The result should be every line in the data below that carries the string "rest".

#### RECORDS SHOWN

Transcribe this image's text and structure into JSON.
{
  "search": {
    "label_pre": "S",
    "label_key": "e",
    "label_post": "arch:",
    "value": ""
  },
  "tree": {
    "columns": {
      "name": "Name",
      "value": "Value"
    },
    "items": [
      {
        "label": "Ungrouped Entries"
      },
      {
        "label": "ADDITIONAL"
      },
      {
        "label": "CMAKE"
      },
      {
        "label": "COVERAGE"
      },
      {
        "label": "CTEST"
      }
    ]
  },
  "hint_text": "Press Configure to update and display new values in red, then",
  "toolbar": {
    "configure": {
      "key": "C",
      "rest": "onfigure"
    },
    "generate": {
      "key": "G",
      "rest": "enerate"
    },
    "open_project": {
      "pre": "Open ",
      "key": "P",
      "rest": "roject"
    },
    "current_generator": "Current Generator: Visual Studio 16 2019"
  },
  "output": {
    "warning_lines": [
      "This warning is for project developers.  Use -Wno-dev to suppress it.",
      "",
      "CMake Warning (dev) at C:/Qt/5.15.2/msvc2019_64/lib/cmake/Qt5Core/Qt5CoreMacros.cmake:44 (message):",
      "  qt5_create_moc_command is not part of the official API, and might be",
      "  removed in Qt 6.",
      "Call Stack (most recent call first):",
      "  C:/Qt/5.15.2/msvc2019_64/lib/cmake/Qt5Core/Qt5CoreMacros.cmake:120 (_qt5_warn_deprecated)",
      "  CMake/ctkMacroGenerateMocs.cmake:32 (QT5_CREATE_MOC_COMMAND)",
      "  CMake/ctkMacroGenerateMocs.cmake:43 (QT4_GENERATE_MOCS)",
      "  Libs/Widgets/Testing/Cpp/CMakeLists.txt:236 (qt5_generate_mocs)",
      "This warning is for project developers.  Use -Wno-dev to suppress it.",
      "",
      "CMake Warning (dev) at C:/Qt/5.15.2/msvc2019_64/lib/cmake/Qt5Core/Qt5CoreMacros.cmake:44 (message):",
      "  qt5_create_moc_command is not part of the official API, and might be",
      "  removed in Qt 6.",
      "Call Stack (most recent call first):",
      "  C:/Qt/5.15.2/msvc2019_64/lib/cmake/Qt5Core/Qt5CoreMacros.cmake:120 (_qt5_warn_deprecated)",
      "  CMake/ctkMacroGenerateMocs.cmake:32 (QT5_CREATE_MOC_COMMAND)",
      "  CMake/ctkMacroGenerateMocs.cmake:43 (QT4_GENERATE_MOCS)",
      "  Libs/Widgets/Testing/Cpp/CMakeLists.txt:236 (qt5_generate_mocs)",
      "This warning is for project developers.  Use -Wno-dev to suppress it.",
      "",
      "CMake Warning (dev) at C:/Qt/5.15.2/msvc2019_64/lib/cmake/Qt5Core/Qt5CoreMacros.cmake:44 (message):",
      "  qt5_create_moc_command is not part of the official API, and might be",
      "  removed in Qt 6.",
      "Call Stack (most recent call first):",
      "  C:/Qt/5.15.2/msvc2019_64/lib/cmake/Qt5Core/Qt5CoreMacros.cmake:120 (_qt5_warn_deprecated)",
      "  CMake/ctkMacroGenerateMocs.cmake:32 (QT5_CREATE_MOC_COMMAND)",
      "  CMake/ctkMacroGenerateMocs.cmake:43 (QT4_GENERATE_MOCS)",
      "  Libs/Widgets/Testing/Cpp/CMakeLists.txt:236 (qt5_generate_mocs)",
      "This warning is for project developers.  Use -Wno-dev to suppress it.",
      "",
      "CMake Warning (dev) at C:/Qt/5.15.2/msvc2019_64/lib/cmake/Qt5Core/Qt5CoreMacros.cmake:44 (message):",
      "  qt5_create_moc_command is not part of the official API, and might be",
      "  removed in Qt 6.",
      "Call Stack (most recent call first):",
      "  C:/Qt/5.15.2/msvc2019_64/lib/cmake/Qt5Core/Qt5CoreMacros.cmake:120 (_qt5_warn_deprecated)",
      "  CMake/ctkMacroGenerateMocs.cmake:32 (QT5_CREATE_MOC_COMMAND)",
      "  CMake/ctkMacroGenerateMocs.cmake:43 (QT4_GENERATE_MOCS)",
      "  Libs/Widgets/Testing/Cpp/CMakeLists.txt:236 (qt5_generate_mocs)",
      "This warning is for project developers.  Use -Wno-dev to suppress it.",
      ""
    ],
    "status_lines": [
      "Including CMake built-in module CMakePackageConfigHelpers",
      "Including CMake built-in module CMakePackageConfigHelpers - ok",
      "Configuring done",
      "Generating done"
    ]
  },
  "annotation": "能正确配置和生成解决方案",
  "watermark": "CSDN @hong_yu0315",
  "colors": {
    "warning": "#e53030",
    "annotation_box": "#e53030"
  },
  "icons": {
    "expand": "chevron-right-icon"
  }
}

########

• **EXERCISE RESULT**
      "rest": "onfigure"
      "rest": "enerate"
      "rest": "roject"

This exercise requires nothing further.